To that end, Enrichmond has formed a 25-member advisory team of longtime cemetery volunteers, descendants and community leaders to crystallize and implement that vision at Evergreen and East End. The group meets monthly at Virginia Union University.
Formed in October 2017, Mitchell and Shuck are part of the team, which includes descendants like Johnny Mickens III, the great-grandson of Maggie Walker.
In addition to Shuck, Veronica Davis, author and former director of black cemetery restoration volunteer group Virginia Roots, contributes to the team, as well as representatives from the Black History Museum & Cultural Center of Virginia, the Maggie L. Walker National Park Service site, and other organizations central to Richmond’s black community. Ted Maris-Wolf, who became caretaker of Evergreen Cemetery in 2017, leads the team.
“Enrichmond may be the legal owner of Evergreen, and may become the legal owner of East End, but these are sacred sites that belong to communities in Richmond, and to the historical memories of those communities,” says Maris-Wolf, who formerly oversaw research and historical interpretation at Colonial Williamsburg. “The volunteers — including John Shuck, Friends of East End, [longtime Evergreen Cemetery volunteer] Marvin Harris — and the family members have taught us so much. We could not do this work without them.”
Janine Bell founded Elegba Folklore Society 28 years ago to elevate African and African-American culture in Richmond.

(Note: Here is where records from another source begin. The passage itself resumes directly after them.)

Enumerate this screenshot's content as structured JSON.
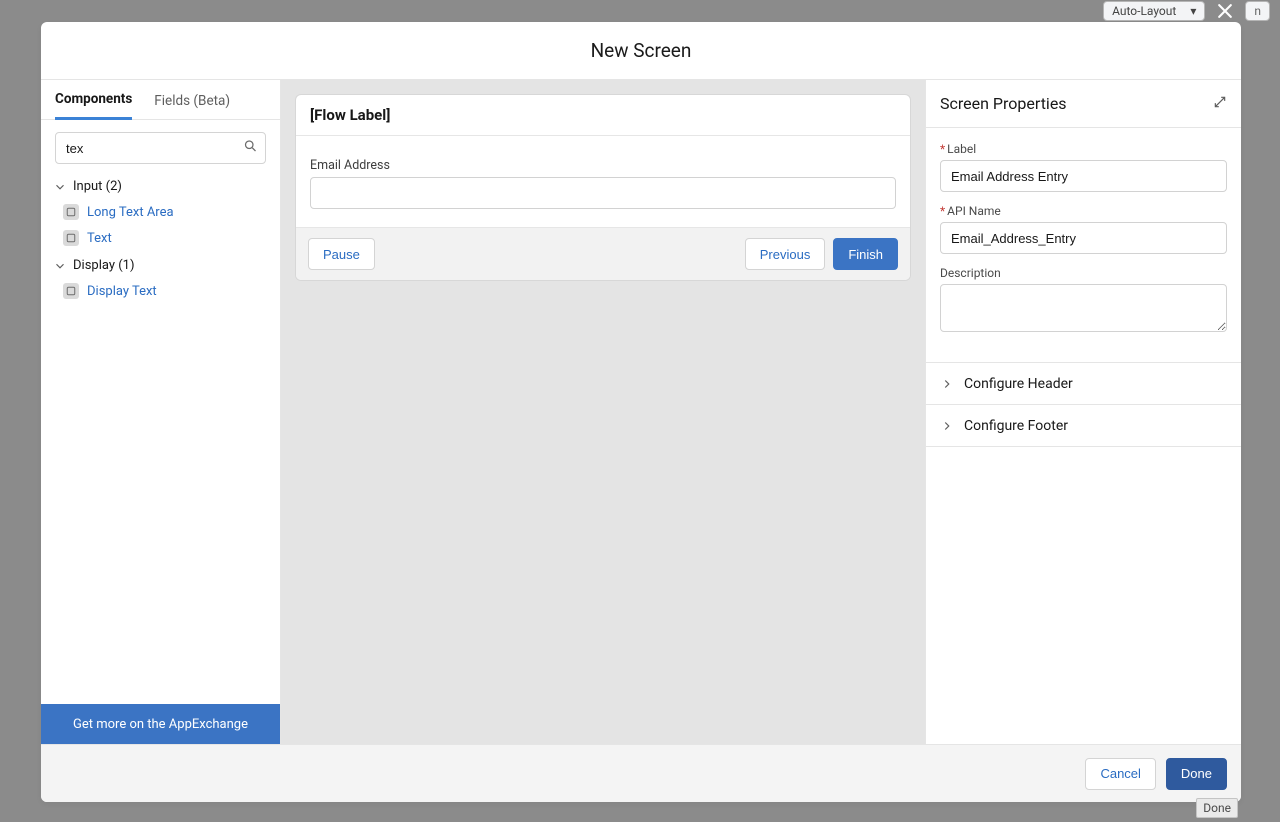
{
  "background": {
    "layout_select": "Auto-Layout",
    "hidden_btn": "n"
  },
  "modal": {
    "title": "New Screen",
    "footer": {
      "cancel": "Cancel",
      "done": "Done"
    }
  },
  "left": {
    "tabs": {
      "components": "Components",
      "fields": "Fields (Beta)"
    },
    "search_value": "tex",
    "groups": {
      "input": {
        "label": "Input (2)",
        "items": [
          "Long Text Area",
          "Text"
        ]
      },
      "display": {
        "label": "Display (1)",
        "items": [
          "Display Text"
        ]
      }
    },
    "appexchange": "Get more on the AppExchange"
  },
  "canvas": {
    "flow_label": "[Flow Label]",
    "field_label": "Email Address",
    "field_value": "",
    "buttons": {
      "pause": "Pause",
      "previous": "Previous",
      "finish": "Finish"
    }
  },
  "right": {
    "title": "Screen Properties",
    "label": {
      "caption": "Label",
      "value": "Email Address Entry"
    },
    "api": {
      "caption": "API Name",
      "value": "Email_Address_Entry"
    },
    "desc": {
      "caption": "Description",
      "value": ""
    },
    "accordion": {
      "header": "Configure Header",
      "footer": "Configure Footer"
    }
  },
  "tooltip": "Done"
}
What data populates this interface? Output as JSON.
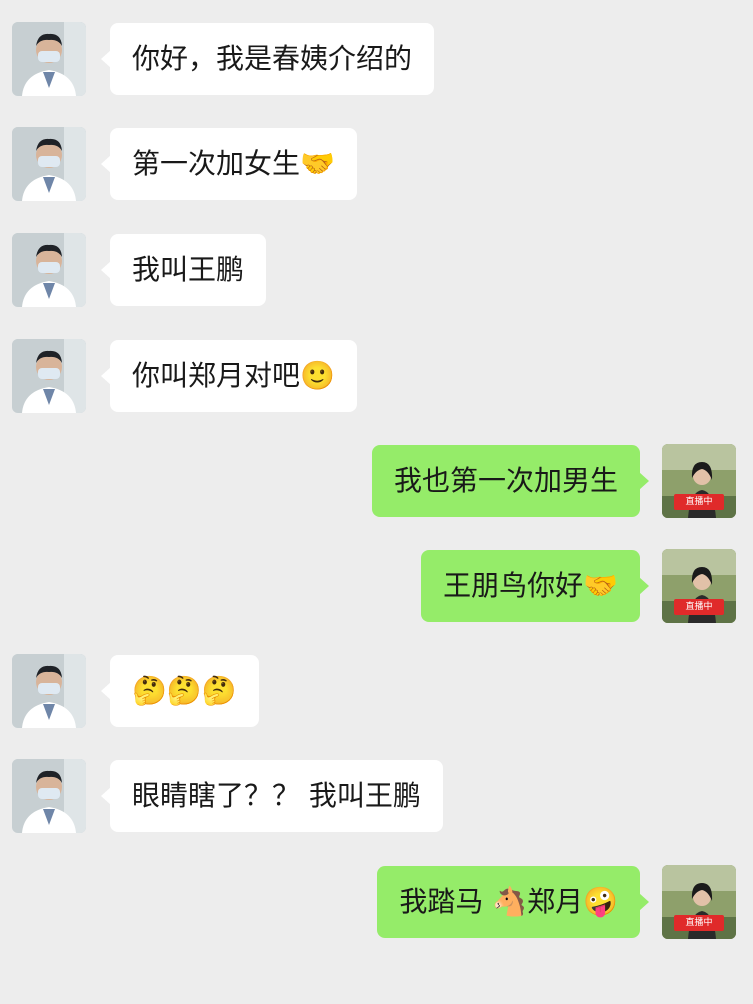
{
  "messages": [
    {
      "side": "in",
      "text": "你好，我是春姨介绍的"
    },
    {
      "side": "in",
      "text": "第一次加女生🤝"
    },
    {
      "side": "in",
      "text": "我叫王鹏"
    },
    {
      "side": "in",
      "text": "你叫郑月对吧🙂"
    },
    {
      "side": "out",
      "text": "我也第一次加男生"
    },
    {
      "side": "out",
      "text": "王朋鸟你好🤝"
    },
    {
      "side": "in",
      "text": "🤔🤔🤔"
    },
    {
      "side": "in",
      "text": "眼睛瞎了？？ 我叫王鹏"
    },
    {
      "side": "out",
      "text": "我踏马 🐴郑月🤪"
    }
  ],
  "avatars": {
    "doctor_icon": "doctor-avatar-icon",
    "girl_icon": "girl-avatar-icon",
    "live_badge": "直播中"
  },
  "colors": {
    "background": "#ededed",
    "incoming_bubble": "#ffffff",
    "outgoing_bubble": "#95ec69",
    "live_badge": "#e02a2a"
  }
}
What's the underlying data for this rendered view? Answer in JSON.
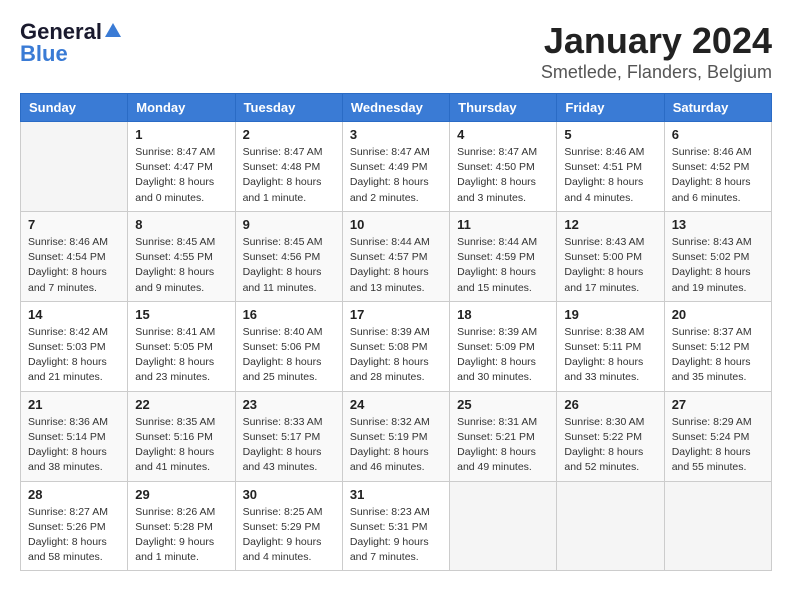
{
  "header": {
    "logo_general": "General",
    "logo_blue": "Blue",
    "title": "January 2024",
    "subtitle": "Smetlede, Flanders, Belgium"
  },
  "calendar": {
    "days_of_week": [
      "Sunday",
      "Monday",
      "Tuesday",
      "Wednesday",
      "Thursday",
      "Friday",
      "Saturday"
    ],
    "weeks": [
      [
        {
          "day": "",
          "info": ""
        },
        {
          "day": "1",
          "info": "Sunrise: 8:47 AM\nSunset: 4:47 PM\nDaylight: 8 hours\nand 0 minutes."
        },
        {
          "day": "2",
          "info": "Sunrise: 8:47 AM\nSunset: 4:48 PM\nDaylight: 8 hours\nand 1 minute."
        },
        {
          "day": "3",
          "info": "Sunrise: 8:47 AM\nSunset: 4:49 PM\nDaylight: 8 hours\nand 2 minutes."
        },
        {
          "day": "4",
          "info": "Sunrise: 8:47 AM\nSunset: 4:50 PM\nDaylight: 8 hours\nand 3 minutes."
        },
        {
          "day": "5",
          "info": "Sunrise: 8:46 AM\nSunset: 4:51 PM\nDaylight: 8 hours\nand 4 minutes."
        },
        {
          "day": "6",
          "info": "Sunrise: 8:46 AM\nSunset: 4:52 PM\nDaylight: 8 hours\nand 6 minutes."
        }
      ],
      [
        {
          "day": "7",
          "info": "Sunrise: 8:46 AM\nSunset: 4:54 PM\nDaylight: 8 hours\nand 7 minutes."
        },
        {
          "day": "8",
          "info": "Sunrise: 8:45 AM\nSunset: 4:55 PM\nDaylight: 8 hours\nand 9 minutes."
        },
        {
          "day": "9",
          "info": "Sunrise: 8:45 AM\nSunset: 4:56 PM\nDaylight: 8 hours\nand 11 minutes."
        },
        {
          "day": "10",
          "info": "Sunrise: 8:44 AM\nSunset: 4:57 PM\nDaylight: 8 hours\nand 13 minutes."
        },
        {
          "day": "11",
          "info": "Sunrise: 8:44 AM\nSunset: 4:59 PM\nDaylight: 8 hours\nand 15 minutes."
        },
        {
          "day": "12",
          "info": "Sunrise: 8:43 AM\nSunset: 5:00 PM\nDaylight: 8 hours\nand 17 minutes."
        },
        {
          "day": "13",
          "info": "Sunrise: 8:43 AM\nSunset: 5:02 PM\nDaylight: 8 hours\nand 19 minutes."
        }
      ],
      [
        {
          "day": "14",
          "info": "Sunrise: 8:42 AM\nSunset: 5:03 PM\nDaylight: 8 hours\nand 21 minutes."
        },
        {
          "day": "15",
          "info": "Sunrise: 8:41 AM\nSunset: 5:05 PM\nDaylight: 8 hours\nand 23 minutes."
        },
        {
          "day": "16",
          "info": "Sunrise: 8:40 AM\nSunset: 5:06 PM\nDaylight: 8 hours\nand 25 minutes."
        },
        {
          "day": "17",
          "info": "Sunrise: 8:39 AM\nSunset: 5:08 PM\nDaylight: 8 hours\nand 28 minutes."
        },
        {
          "day": "18",
          "info": "Sunrise: 8:39 AM\nSunset: 5:09 PM\nDaylight: 8 hours\nand 30 minutes."
        },
        {
          "day": "19",
          "info": "Sunrise: 8:38 AM\nSunset: 5:11 PM\nDaylight: 8 hours\nand 33 minutes."
        },
        {
          "day": "20",
          "info": "Sunrise: 8:37 AM\nSunset: 5:12 PM\nDaylight: 8 hours\nand 35 minutes."
        }
      ],
      [
        {
          "day": "21",
          "info": "Sunrise: 8:36 AM\nSunset: 5:14 PM\nDaylight: 8 hours\nand 38 minutes."
        },
        {
          "day": "22",
          "info": "Sunrise: 8:35 AM\nSunset: 5:16 PM\nDaylight: 8 hours\nand 41 minutes."
        },
        {
          "day": "23",
          "info": "Sunrise: 8:33 AM\nSunset: 5:17 PM\nDaylight: 8 hours\nand 43 minutes."
        },
        {
          "day": "24",
          "info": "Sunrise: 8:32 AM\nSunset: 5:19 PM\nDaylight: 8 hours\nand 46 minutes."
        },
        {
          "day": "25",
          "info": "Sunrise: 8:31 AM\nSunset: 5:21 PM\nDaylight: 8 hours\nand 49 minutes."
        },
        {
          "day": "26",
          "info": "Sunrise: 8:30 AM\nSunset: 5:22 PM\nDaylight: 8 hours\nand 52 minutes."
        },
        {
          "day": "27",
          "info": "Sunrise: 8:29 AM\nSunset: 5:24 PM\nDaylight: 8 hours\nand 55 minutes."
        }
      ],
      [
        {
          "day": "28",
          "info": "Sunrise: 8:27 AM\nSunset: 5:26 PM\nDaylight: 8 hours\nand 58 minutes."
        },
        {
          "day": "29",
          "info": "Sunrise: 8:26 AM\nSunset: 5:28 PM\nDaylight: 9 hours\nand 1 minute."
        },
        {
          "day": "30",
          "info": "Sunrise: 8:25 AM\nSunset: 5:29 PM\nDaylight: 9 hours\nand 4 minutes."
        },
        {
          "day": "31",
          "info": "Sunrise: 8:23 AM\nSunset: 5:31 PM\nDaylight: 9 hours\nand 7 minutes."
        },
        {
          "day": "",
          "info": ""
        },
        {
          "day": "",
          "info": ""
        },
        {
          "day": "",
          "info": ""
        }
      ]
    ]
  }
}
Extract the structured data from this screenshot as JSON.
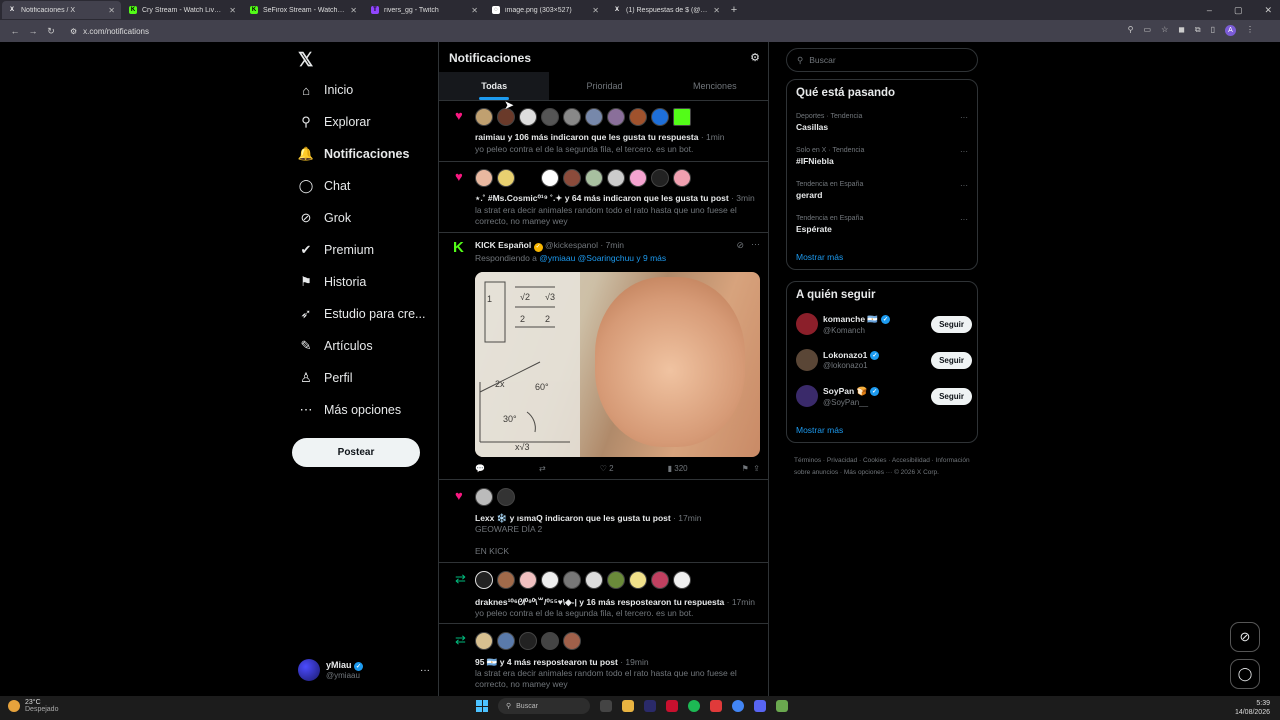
{
  "browser": {
    "tabs": [
      {
        "title": "Notificaciones / X",
        "icon": "X",
        "active": true
      },
      {
        "title": "Cry Stream - Watch Live on Kick",
        "icon": "K"
      },
      {
        "title": "SeFirox Stream - Watch Live on Kick",
        "icon": "K"
      },
      {
        "title": "rivers_gg - Twitch",
        "icon": "T"
      },
      {
        "title": "image.png (303×527)",
        "icon": "◌"
      },
      {
        "title": "(1) Respuestas de $ (@SeFiroc...",
        "icon": "X"
      }
    ],
    "url": "x.com/notifications",
    "profile_letter": "A"
  },
  "nav": {
    "items": [
      {
        "label": "Inicio",
        "icon": "⌂"
      },
      {
        "label": "Explorar",
        "icon": "⚲"
      },
      {
        "label": "Notificaciones",
        "icon": "🔔"
      },
      {
        "label": "Chat",
        "icon": "◯"
      },
      {
        "label": "Grok",
        "icon": "⊘"
      },
      {
        "label": "Premium",
        "icon": "✔"
      },
      {
        "label": "Historia",
        "icon": "⚑"
      },
      {
        "label": "Estudio para cre...",
        "icon": "➶"
      },
      {
        "label": "Artículos",
        "icon": "✎"
      },
      {
        "label": "Perfil",
        "icon": "♙"
      },
      {
        "label": "Más opciones",
        "icon": "⋯"
      }
    ],
    "post_label": "Postear",
    "account": {
      "name": "yMiau",
      "handle": "@ymiaau"
    }
  },
  "main": {
    "title": "Notificaciones",
    "tabs": [
      "Todas",
      "Prioridad",
      "Menciones"
    ],
    "n1": {
      "bold": "raimiau y 106 más indicaron que les gusta tu respuesta",
      "time": " · 1min",
      "text": "yo peleo contra el de la segunda fila, el tercero. es un bot."
    },
    "n2": {
      "bold": "⋆.˚ #Ms.Cosmic⁰¹⁹ ˚.✦ y 64 más indicaron que les gusta tu post",
      "time": " · 3min",
      "text": "la strat era decir animales random todo el rato hasta que uno fuese el correcto, no mamey wey"
    },
    "n3": {
      "name": "KICK Español",
      "handle": "@kickespanol",
      "time": " · 7min",
      "reply_prefix": "Respondiendo a ",
      "reply_to": "@ymiaau @Soaringchuu y 9 más",
      "likes": "2",
      "views": "320"
    },
    "n4": {
      "bold": "Lexx ❄️ y ısmaQ indicaron que les gusta tu post",
      "time": " · 17min",
      "line1": "GEOWARE DÍA 2",
      "line2": "EN KICK"
    },
    "n5": {
      "bold": "draknes¹⁰⁶ᘛ⁰⁹⁰\\꒳/⁰⁵⁵♥\\◆-| y 16 más respostearon tu respuesta",
      "time": " · 17min",
      "text": "yo peleo contra el de la segunda fila, el tercero. es un bot."
    },
    "n6": {
      "bold": "95 🇦🇷 y 4 más respostearon tu post",
      "time": " · 19min",
      "text": "la strat era decir animales random todo el rato hasta que uno fuese el correcto, no mamey wey"
    }
  },
  "sidebar": {
    "search_placeholder": "Buscar",
    "trending_title": "Qué está pasando",
    "trends": [
      {
        "category": "Deportes · Tendencia",
        "name": "Casillas"
      },
      {
        "category": "Solo en X · Tendencia",
        "name": "#IFNiebla"
      },
      {
        "category": "Tendencia en España",
        "name": "gerard"
      },
      {
        "category": "Tendencia en España",
        "name": "Espérate"
      }
    ],
    "show_more": "Mostrar más",
    "follow_title": "A quién seguir",
    "follow": [
      {
        "name": "komanche 🇦🇷",
        "handle": "@Komanch",
        "color": "#8b1f2a"
      },
      {
        "name": "Lokonazo1",
        "handle": "@lokonazo1",
        "color": "#5a4636"
      },
      {
        "name": "SoyPan 🍞",
        "handle": "@SoyPan__",
        "color": "#3a2a6a"
      }
    ],
    "follow_label": "Seguir",
    "footer": "Términos · Privacidad · Cookies · Accesibilidad · Información sobre anuncios · Más opciones ··· © 2026 X Corp."
  },
  "taskbar": {
    "temp": "23°C",
    "weather": "Despejado",
    "search": "Buscar",
    "time": "5:39",
    "date": "14/08/2026"
  }
}
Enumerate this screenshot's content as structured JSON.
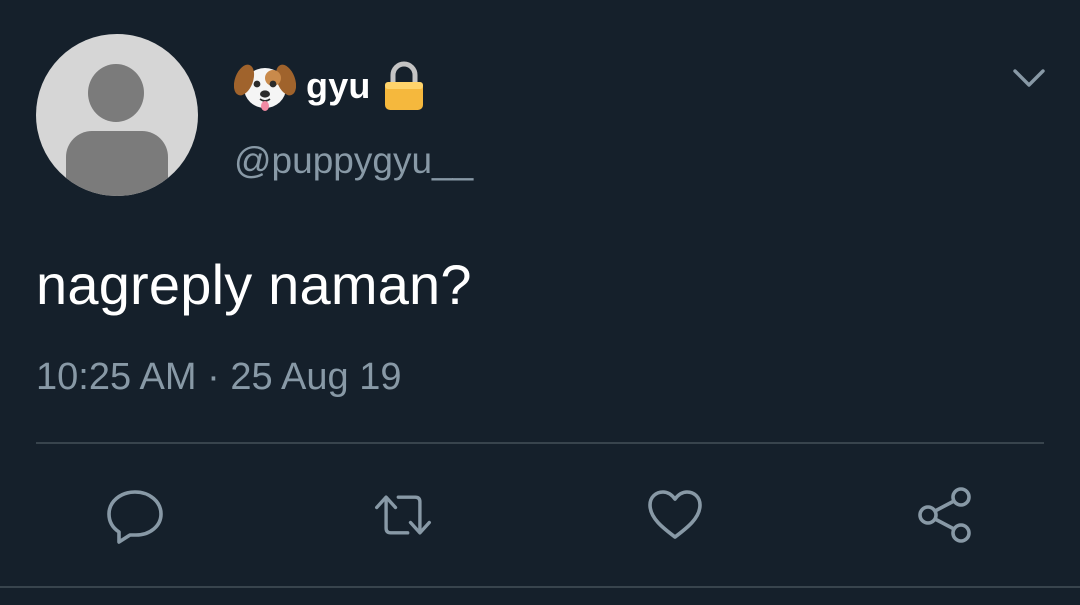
{
  "tweet": {
    "author": {
      "display_name": "gyu",
      "handle": "@puppygyu__",
      "name_prefix_icon": "dog-face-emoji",
      "name_suffix_icon": "lock-emoji",
      "avatar": "default-avatar"
    },
    "text": "nagreply naman?",
    "timestamp": "10:25 AM · 25 Aug 19",
    "menu_icon": "chevron-down-icon",
    "actions": [
      {
        "name": "reply",
        "icon": "reply-icon"
      },
      {
        "name": "retweet",
        "icon": "retweet-icon"
      },
      {
        "name": "like",
        "icon": "heart-icon"
      },
      {
        "name": "share",
        "icon": "share-icon"
      }
    ]
  },
  "colors": {
    "background": "#15202b",
    "primary_text": "#ffffff",
    "secondary_text": "#8899a6",
    "divider": "#38444d"
  }
}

Bell says she joined Enrichmond’s advisory team to ensure Evergreen and East End Cemeteries would be restored with “sensitivity and respect” for the wishes of the descendant community.
Though the state’s new funding stream for historic black burial grounds is “encouraging,” Bell says that the effort to newly illuminate these histories will not be complete unless the organizations entrusted with state money to oversee the cemeteries, collaborate with existing volunteers and those descended from the dead.
“The reality is, and we see this with Enrichmond, these nonprofits and entities may have the monetary resources but not necessarily the cultural resources to complete this mission,” Bell said. “We have to work together. It is imperative that any organization getting these [state] funds understands that the descendant community knows what’s best for the places their ancestors rest.”